- What you are asked to do
Repeat every line that appears below, with nothing altered.

[Data records for software interfaces]
=== Section Start ===
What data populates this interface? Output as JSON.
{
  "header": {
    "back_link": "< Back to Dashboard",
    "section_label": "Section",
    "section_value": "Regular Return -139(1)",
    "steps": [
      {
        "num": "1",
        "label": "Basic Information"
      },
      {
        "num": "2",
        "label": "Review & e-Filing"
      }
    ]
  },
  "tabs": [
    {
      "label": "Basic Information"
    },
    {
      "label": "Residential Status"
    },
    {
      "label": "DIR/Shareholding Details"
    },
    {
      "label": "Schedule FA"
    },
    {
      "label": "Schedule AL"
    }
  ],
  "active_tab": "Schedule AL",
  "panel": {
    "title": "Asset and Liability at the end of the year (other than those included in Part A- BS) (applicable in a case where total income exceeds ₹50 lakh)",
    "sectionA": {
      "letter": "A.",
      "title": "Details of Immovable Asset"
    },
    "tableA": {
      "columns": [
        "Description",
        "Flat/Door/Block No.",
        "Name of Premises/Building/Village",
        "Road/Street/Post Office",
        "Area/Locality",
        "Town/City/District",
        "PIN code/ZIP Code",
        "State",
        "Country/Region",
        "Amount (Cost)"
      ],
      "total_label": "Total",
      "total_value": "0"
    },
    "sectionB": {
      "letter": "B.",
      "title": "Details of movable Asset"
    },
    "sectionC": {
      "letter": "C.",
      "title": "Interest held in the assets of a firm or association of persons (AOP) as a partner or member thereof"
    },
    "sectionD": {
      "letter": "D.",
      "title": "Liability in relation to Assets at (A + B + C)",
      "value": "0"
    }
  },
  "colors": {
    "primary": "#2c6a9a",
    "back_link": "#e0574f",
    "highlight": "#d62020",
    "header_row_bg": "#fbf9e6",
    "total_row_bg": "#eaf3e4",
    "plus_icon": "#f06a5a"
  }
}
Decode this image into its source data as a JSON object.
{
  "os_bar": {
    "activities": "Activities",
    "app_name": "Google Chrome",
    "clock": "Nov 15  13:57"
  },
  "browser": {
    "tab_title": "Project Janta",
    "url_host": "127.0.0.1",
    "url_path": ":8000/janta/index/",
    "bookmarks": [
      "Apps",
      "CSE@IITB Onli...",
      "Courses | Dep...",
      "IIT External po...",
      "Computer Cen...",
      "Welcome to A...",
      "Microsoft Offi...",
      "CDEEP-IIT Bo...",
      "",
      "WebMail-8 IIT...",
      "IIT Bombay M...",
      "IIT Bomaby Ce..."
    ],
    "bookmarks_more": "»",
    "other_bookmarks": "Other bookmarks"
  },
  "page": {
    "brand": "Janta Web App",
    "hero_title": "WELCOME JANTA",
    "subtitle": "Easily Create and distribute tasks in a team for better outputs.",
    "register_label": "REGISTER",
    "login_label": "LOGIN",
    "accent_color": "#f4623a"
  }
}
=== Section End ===
- Result below
What data populates this interface? Output as JSON.
{
  "header": {
    "back_link": "< Back to Dashboard",
    "section_label": "Section",
    "section_value": "Regular Return -139(1)",
    "steps": [
      {
        "num": "1",
        "label": "Basic Information"
      },
      {
        "num": "2",
        "label": "Review & e-Filing"
      }
    ]
  },
  "tabs": [
    {
      "label": "Basic Information"
    },
    {
      "label": "Residential Status"
    },
    {
      "label": "DIR/Shareholding Details"
    },
    {
      "label": "Schedule FA"
    },
    {
      "label": "Schedule AL"
    }
  ],
  "active_tab": "Schedule AL",
  "panel": {
    "title": "Asset and Liability at the end of the year (other than those included in Part A- BS) (applicable in a case where total income exceeds ₹50 lakh)",
    "sectionA": {
      "letter": "A.",
      "title": "Details of Immovable Asset"
    },
    "tableA": {
      "columns": [
        "Description",
        "Flat/Door/Block No.",
        "Name of Premises/Building/Village",
        "Road/Street/Post Office",
        "Area/Locality",
        "Town/City/District",
        "PIN code/ZIP Code",
        "State",
        "Country/Region",
        "Amount (Cost)"
      ],
      "total_label": "Total",
      "total_value": "0"
    },
    "sectionB": {
      "letter": "B.",
      "title": "Details of movable Asset"
    },
    "sectionC": {
      "letter": "C.",
      "title": "Interest held in the assets of a firm or association of persons (AOP) as a partner or member thereof"
    },
    "sectionD": {
      "letter": "D.",
      "title": "Liability in relation to Assets at (A + B + C)",
      "value": "0"
    }
  },
  "colors": {
    "primary": "#2c6a9a",
    "back_link": "#e0574f",
    "highlight": "#d62020",
    "header_row_bg": "#fbf9e6",
    "total_row_bg": "#eaf3e4",
    "plus_icon": "#f06a5a"
  }
}
Decode this image into its source data as a JSON object.
{
  "os_bar": {
    "activities": "Activities",
    "app_name": "Google Chrome",
    "clock": "Nov 15  13:57"
  },
  "browser": {
    "tab_title": "Project Janta",
    "url_host": "127.0.0.1",
    "url_path": ":8000/janta/index/",
    "bookmarks": [
      "Apps",
      "CSE@IITB Onli...",
      "Courses | Dep...",
      "IIT External po...",
      "Computer Cen...",
      "Welcome to A...",
      "Microsoft Offi...",
      "CDEEP-IIT Bo...",
      "",
      "WebMail-8 IIT...",
      "IIT Bombay M...",
      "IIT Bomaby Ce..."
    ],
    "bookmarks_more": "»",
    "other_bookmarks": "Other bookmarks"
  },
  "page": {
    "brand": "Janta Web App",
    "hero_title": "WELCOME JANTA",
    "subtitle": "Easily Create and distribute tasks in a team for better outputs.",
    "register_label": "REGISTER",
    "login_label": "LOGIN",
    "accent_color": "#f4623a"
  }
}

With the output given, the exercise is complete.